(Dataset records)
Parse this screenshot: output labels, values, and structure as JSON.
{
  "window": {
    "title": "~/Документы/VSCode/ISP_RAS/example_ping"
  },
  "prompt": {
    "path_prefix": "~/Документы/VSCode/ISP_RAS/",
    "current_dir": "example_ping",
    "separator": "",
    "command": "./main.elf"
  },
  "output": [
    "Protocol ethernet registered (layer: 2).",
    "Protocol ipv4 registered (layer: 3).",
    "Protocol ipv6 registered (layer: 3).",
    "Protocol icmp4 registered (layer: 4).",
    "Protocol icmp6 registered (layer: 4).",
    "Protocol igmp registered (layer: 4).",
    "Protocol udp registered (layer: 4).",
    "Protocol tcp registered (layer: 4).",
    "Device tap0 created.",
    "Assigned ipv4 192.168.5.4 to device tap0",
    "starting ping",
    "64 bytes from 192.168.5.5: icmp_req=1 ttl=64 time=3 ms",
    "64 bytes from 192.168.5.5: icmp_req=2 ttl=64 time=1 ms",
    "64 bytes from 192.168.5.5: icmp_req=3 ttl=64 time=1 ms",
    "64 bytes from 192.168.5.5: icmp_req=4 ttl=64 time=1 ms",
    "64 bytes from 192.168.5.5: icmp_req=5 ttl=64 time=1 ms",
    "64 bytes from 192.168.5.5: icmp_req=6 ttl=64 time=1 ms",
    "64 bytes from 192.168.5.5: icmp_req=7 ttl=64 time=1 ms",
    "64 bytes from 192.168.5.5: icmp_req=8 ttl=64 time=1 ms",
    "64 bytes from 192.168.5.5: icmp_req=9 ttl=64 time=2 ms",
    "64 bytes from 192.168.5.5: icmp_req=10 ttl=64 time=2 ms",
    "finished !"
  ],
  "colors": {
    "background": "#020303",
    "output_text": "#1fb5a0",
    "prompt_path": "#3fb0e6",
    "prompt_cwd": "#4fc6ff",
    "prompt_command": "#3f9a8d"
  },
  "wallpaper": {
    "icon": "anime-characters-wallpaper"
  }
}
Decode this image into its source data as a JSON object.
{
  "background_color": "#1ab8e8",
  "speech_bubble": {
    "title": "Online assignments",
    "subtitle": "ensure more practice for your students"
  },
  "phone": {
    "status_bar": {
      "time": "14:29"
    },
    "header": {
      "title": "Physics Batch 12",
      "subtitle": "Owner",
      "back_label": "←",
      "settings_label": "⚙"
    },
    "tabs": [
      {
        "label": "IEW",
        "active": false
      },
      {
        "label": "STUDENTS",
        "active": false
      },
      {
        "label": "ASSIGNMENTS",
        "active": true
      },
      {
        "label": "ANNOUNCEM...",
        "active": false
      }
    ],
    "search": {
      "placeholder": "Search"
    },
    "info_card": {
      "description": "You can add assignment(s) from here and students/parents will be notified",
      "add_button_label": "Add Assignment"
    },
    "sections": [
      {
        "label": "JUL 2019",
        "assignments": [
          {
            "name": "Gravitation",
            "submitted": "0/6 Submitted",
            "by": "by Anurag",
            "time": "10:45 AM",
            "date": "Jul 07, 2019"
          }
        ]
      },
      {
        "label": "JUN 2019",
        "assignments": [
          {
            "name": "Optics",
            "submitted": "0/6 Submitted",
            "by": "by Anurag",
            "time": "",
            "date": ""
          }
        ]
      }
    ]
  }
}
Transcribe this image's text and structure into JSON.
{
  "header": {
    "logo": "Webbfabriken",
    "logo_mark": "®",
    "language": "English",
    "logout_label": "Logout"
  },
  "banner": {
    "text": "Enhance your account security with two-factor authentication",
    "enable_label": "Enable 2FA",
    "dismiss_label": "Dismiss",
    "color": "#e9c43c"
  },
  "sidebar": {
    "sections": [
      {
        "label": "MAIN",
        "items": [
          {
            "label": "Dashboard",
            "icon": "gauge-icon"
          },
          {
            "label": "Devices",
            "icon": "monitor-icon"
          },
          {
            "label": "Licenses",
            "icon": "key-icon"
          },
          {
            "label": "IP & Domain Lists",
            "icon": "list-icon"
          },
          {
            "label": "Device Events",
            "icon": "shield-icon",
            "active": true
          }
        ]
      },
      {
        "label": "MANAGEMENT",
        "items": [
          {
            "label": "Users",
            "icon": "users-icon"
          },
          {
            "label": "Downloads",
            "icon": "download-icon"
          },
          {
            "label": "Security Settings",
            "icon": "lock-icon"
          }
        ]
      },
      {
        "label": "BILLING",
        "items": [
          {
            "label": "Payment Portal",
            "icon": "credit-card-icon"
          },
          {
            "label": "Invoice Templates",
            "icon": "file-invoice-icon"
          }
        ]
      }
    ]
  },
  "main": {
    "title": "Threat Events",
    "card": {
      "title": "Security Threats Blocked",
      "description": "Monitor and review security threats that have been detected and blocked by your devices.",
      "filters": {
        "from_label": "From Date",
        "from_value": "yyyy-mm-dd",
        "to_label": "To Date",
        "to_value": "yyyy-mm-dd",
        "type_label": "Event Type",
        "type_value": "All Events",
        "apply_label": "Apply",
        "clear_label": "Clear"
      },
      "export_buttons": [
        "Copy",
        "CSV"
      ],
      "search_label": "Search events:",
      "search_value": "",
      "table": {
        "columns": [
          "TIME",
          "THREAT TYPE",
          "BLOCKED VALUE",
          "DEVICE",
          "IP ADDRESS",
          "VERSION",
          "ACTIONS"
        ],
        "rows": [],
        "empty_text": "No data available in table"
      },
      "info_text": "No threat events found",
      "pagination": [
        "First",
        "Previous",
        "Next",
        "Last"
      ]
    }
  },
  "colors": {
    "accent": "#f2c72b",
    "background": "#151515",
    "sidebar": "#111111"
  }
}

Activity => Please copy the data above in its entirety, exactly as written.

Response to this exercise =>
Parse this screenshot: output labels, values, and structure as JSON.
{
  "window": {
    "title": "~/Документы/VSCode/ISP_RAS/example_ping"
  },
  "prompt": {
    "path_prefix": "~/Документы/VSCode/ISP_RAS/",
    "current_dir": "example_ping",
    "separator": "",
    "command": "./main.elf"
  },
  "output": [
    "Protocol ethernet registered (layer: 2).",
    "Protocol ipv4 registered (layer: 3).",
    "Protocol ipv6 registered (layer: 3).",
    "Protocol icmp4 registered (layer: 4).",
    "Protocol icmp6 registered (layer: 4).",
    "Protocol igmp registered (layer: 4).",
    "Protocol udp registered (layer: 4).",
    "Protocol tcp registered (layer: 4).",
    "Device tap0 created.",
    "Assigned ipv4 192.168.5.4 to device tap0",
    "starting ping",
    "64 bytes from 192.168.5.5: icmp_req=1 ttl=64 time=3 ms",
    "64 bytes from 192.168.5.5: icmp_req=2 ttl=64 time=1 ms",
    "64 bytes from 192.168.5.5: icmp_req=3 ttl=64 time=1 ms",
    "64 bytes from 192.168.5.5: icmp_req=4 ttl=64 time=1 ms",
    "64 bytes from 192.168.5.5: icmp_req=5 ttl=64 time=1 ms",
    "64 bytes from 192.168.5.5: icmp_req=6 ttl=64 time=1 ms",
    "64 bytes from 192.168.5.5: icmp_req=7 ttl=64 time=1 ms",
    "64 bytes from 192.168.5.5: icmp_req=8 ttl=64 time=1 ms",
    "64 bytes from 192.168.5.5: icmp_req=9 ttl=64 time=2 ms",
    "64 bytes from 192.168.5.5: icmp_req=10 ttl=64 time=2 ms",
    "finished !"
  ],
  "colors": {
    "background": "#020303",
    "output_text": "#1fb5a0",
    "prompt_path": "#3fb0e6",
    "prompt_cwd": "#4fc6ff",
    "prompt_command": "#3f9a8d"
  },
  "wallpaper": {
    "icon": "anime-characters-wallpaper"
  }
}
Decode this image into its source data as a JSON object.
{
  "background_color": "#1ab8e8",
  "speech_bubble": {
    "title": "Online assignments",
    "subtitle": "ensure more practice for your students"
  },
  "phone": {
    "status_bar": {
      "time": "14:29"
    },
    "header": {
      "title": "Physics Batch 12",
      "subtitle": "Owner",
      "back_label": "←",
      "settings_label": "⚙"
    },
    "tabs": [
      {
        "label": "IEW",
        "active": false
      },
      {
        "label": "STUDENTS",
        "active": false
      },
      {
        "label": "ASSIGNMENTS",
        "active": true
      },
      {
        "label": "ANNOUNCEM...",
        "active": false
      }
    ],
    "search": {
      "placeholder": "Search"
    },
    "info_card": {
      "description": "You can add assignment(s) from here and students/parents will be notified",
      "add_button_label": "Add Assignment"
    },
    "sections": [
      {
        "label": "JUL 2019",
        "assignments": [
          {
            "name": "Gravitation",
            "submitted": "0/6 Submitted",
            "by": "by Anurag",
            "time": "10:45 AM",
            "date": "Jul 07, 2019"
          }
        ]
      },
      {
        "label": "JUN 2019",
        "assignments": [
          {
            "name": "Optics",
            "submitted": "0/6 Submitted",
            "by": "by Anurag",
            "time": "",
            "date": ""
          }
        ]
      }
    ]
  }
}
Transcribe this image's text and structure into JSON.
{
  "header": {
    "logo": "Webbfabriken",
    "logo_mark": "®",
    "language": "English",
    "logout_label": "Logout"
  },
  "banner": {
    "text": "Enhance your account security with two-factor authentication",
    "enable_label": "Enable 2FA",
    "dismiss_label": "Dismiss",
    "color": "#e9c43c"
  },
  "sidebar": {
    "sections": [
      {
        "label": "MAIN",
        "items": [
          {
            "label": "Dashboard",
            "icon": "gauge-icon"
          },
          {
            "label": "Devices",
            "icon": "monitor-icon"
          },
          {
            "label": "Licenses",
            "icon": "key-icon"
          },
          {
            "label": "IP & Domain Lists",
            "icon": "list-icon"
          },
          {
            "label": "Device Events",
            "icon": "shield-icon",
            "active": true
          }
        ]
      },
      {
        "label": "MANAGEMENT",
        "items": [
          {
            "label": "Users",
            "icon": "users-icon"
          },
          {
            "label": "Downloads",
            "icon": "download-icon"
          },
          {
            "label": "Security Settings",
            "icon": "lock-icon"
          }
        ]
      },
      {
        "label": "BILLING",
        "items": [
          {
            "label": "Payment Portal",
            "icon": "credit-card-icon"
          },
          {
            "label": "Invoice Templates",
            "icon": "file-invoice-icon"
          }
        ]
      }
    ]
  },
  "main": {
    "title": "Threat Events",
    "card": {
      "title": "Security Threats Blocked",
      "description": "Monitor and review security threats that have been detected and blocked by your devices.",
      "filters": {
        "from_label": "From Date",
        "from_value": "yyyy-mm-dd",
        "to_label": "To Date",
        "to_value": "yyyy-mm-dd",
        "type_label": "Event Type",
        "type_value": "All Events",
        "apply_label": "Apply",
        "clear_label": "Clear"
      },
      "export_buttons": [
        "Copy",
        "CSV"
      ],
      "search_label": "Search events:",
      "search_value": "",
      "table": {
        "columns": [
          "TIME",
          "THREAT TYPE",
          "BLOCKED VALUE",
          "DEVICE",
          "IP ADDRESS",
          "VERSION",
          "ACTIONS"
        ],
        "rows": [],
        "empty_text": "No data available in table"
      },
      "info_text": "No threat events found",
      "pagination": [
        "First",
        "Previous",
        "Next",
        "Last"
      ]
    }
  },
  "colors": {
    "accent": "#f2c72b",
    "background": "#151515",
    "sidebar": "#111111"
  }
}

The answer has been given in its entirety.